uncle Evan's précis of the internet and everyone
The book consists of 25 email letters to Tom Neville and Jonathan Moberly - and one or more attachments to each letter.
Uncle Evan's indexings and précis of the letters are in olive
his indexings and précis of the attachments are in black
titles and explanatory notes are in typewriter font
[parts of this piece that are still not clear are in gray - perhaps omit them on first reading?]
you can read full text of the electric edition (letters only), and obtain the printed edition (letters and attachments), at the internet and everyone
précis begins :
letter zero, 30 Jun 96, from jcj to Tom Neville and Jonathan Moberly - who invited him to write a book about the internet, to be published by ellipsis London
Announcing that the book will consist of 25 email letters, with attachments. The purpose is to explore a more fluid and connective way of thinking that the internet makes possible.
to index of letter one
attachment one, 'the internet as it was'
jcj describes his negative impressions of the internet of the nineteen-eighties and his positive impression now. He changed his mind when he realised that the internet enables anyone to write publicly without the cost of printing hundreds or thousands of copies.
attachment two, 'the unnamed something else (synopsis, part one)'
suggesting how that the internet can permit specialised jobs to be replaced by creative democracy - in which, with suitable software, anyone can do anything - provided that everyone changes perceptions and learns to 'let go' and to 'keep the centre empty'.
The synopsis, written before the book, is presented between sentences of William Wordsworth's poem 'Tintern Abbey', itself written in the protest against the mechanisation of life. jcj mixes prose and poetry to exemplify a new culture, 'the unnamed something else', that is becoming possible with the help of computernet.
letter one, 1 Jul 96, from jcj to Tom and Jonathan
Outlining his rough plan for the book - as a journey from the outer world as it is to an inner world of imagination - and then returning to the outer world with changed perceptions.
Mentioning imaginary people and worlds that may appear in the letters as he ignores, for these 25 days, his doubts and fears about 'things as they are' before he introduces the next two attachments.
to index of letter two - (not yet written)
attachment one, 'of all so many of us'
Anger at the policy of 'blaming the operator' for technical disasters that are predictable when equipment is being designed.
An operator cannot avoid the rare errors of skilled performance because they are unconscious. Only a beginner is conscious of every detail and that is why beginners act slowly, jerkily and unperceptively.
If this knowledge of how the nervous system operates were widely applied the rhythms of bodies and of machines would cease to interfere with each other and industrial living could become a joy not a stress.

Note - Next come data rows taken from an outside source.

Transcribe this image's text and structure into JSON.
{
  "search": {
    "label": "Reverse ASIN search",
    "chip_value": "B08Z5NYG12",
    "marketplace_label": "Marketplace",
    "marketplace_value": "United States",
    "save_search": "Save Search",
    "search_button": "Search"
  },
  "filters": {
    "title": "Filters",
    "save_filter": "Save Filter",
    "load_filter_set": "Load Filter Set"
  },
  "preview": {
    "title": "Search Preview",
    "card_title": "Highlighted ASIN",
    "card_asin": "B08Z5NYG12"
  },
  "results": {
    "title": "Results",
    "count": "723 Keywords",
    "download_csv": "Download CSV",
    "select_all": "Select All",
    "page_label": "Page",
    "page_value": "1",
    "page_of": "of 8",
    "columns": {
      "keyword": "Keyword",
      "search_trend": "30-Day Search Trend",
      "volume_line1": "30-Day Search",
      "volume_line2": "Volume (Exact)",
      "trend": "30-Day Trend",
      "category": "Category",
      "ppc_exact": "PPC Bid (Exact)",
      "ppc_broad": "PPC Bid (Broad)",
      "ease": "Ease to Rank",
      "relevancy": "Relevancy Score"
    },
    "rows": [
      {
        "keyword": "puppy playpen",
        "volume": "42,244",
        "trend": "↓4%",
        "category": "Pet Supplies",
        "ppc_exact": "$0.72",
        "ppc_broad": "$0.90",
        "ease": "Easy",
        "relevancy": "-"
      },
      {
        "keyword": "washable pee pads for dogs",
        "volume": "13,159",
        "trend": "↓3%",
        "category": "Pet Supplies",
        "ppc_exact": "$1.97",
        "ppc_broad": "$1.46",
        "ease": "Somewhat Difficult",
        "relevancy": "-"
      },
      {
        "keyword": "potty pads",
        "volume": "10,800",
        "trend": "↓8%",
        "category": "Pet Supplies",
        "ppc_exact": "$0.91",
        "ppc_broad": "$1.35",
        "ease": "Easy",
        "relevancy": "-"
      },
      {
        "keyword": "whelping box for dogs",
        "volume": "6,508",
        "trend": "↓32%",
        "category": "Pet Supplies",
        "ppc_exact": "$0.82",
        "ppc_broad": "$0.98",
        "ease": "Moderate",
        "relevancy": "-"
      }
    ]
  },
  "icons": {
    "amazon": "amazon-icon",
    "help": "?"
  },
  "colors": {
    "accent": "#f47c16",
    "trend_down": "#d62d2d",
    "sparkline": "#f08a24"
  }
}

A proposal for a de-specialised way of doing things via what jcj calls 'people-dependent technology'. With computer-assistance each person is expected to act with much more awareness, and effectiveness, than is possible for specialists. This requires everyone to pay more attention to others and to his or her self. It assumes large changes in culture and in the tempo of life.
précis to be continued when Uncle Evan is ready...
i n t e r l u d e...some years later:
...as he walks to his rendezvous he asks himself questions... what is the purpose of this précis, he asks... is it to enable the people who read it to realise that the future is in their hands?
and before continuing this attempt to guide another generation he reminds himself of what he wrote in his book for the guidance of civil servants in 1896:
...the Précis ... makes a ... demand on the mind, which has to hold before its eye, so to speak, the contents of not one letter or dispatch but twenty or thirty letters and dispatches...
...The excellence of the Précis consists in the due subordination of the unimportant to what is important; and this cannot be achieved unless the writer clearly appreciates the relative value of the content of the various documents he has to treat...
...The student will proceed to write his condensation, or Précis, of the papers before him, in the form of a narrative, couched in simple diction, and in a style from which all ornament, we had almost said all adjectives, are studiously excluded... the student should endeavour to piece together his narrative in such a way that it may appear, not a jerky collocation of disconnected clauses ... but a continuous and connected account of events and incidents told by himself in his own words.
...but as yet this is not as clear as might be expected of an expert in the writing of indexes and Précis!